(WHAT TO WORK ON)
Across all the records below, how many lines contain "book"? Respond with only the number.

(Extracted records)
----------
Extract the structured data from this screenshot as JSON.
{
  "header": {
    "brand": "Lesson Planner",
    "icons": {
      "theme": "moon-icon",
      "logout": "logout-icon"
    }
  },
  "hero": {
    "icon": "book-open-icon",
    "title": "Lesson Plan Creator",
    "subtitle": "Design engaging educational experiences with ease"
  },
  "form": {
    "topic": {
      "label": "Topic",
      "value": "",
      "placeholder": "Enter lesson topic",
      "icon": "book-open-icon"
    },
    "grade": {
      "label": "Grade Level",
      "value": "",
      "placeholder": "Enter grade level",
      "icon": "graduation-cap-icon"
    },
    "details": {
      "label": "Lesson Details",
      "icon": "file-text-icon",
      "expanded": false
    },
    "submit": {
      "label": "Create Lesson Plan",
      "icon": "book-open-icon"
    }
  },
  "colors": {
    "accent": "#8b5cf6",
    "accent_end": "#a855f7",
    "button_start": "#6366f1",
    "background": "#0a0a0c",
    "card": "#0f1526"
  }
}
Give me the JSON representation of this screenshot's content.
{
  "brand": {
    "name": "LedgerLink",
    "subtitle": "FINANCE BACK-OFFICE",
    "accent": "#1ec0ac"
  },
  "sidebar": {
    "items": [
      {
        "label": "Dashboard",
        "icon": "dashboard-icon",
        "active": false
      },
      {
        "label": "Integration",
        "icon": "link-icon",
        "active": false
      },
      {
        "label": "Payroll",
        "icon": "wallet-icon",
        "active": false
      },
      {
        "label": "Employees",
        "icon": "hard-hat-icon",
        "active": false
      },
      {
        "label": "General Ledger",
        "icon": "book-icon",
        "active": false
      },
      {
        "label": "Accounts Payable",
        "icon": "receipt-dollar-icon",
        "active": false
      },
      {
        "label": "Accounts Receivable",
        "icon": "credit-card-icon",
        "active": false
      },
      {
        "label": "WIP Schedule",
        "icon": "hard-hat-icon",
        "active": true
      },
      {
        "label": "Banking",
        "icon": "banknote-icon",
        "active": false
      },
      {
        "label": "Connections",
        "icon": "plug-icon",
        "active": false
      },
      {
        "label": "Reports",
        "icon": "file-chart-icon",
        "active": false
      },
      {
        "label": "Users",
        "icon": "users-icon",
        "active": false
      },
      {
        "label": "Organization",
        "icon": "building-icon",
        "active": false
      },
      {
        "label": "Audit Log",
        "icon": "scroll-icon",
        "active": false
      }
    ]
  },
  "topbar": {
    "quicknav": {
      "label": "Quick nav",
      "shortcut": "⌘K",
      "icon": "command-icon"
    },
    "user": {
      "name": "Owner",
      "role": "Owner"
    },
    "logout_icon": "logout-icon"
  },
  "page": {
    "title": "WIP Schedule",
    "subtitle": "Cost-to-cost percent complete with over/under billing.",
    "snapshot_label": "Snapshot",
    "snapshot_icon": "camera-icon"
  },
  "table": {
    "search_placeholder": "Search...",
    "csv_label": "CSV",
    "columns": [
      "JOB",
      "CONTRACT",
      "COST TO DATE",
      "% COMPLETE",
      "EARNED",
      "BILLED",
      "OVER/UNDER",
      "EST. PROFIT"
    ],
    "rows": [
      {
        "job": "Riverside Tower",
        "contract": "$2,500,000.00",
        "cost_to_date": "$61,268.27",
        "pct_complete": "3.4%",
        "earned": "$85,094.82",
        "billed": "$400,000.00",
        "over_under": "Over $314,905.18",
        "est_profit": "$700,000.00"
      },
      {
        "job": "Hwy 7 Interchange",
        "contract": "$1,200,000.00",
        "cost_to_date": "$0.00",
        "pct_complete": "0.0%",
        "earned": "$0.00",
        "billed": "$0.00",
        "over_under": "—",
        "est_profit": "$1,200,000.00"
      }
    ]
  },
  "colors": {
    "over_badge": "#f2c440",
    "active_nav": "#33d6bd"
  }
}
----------
(RESULT OF THIS EXERCISE)
4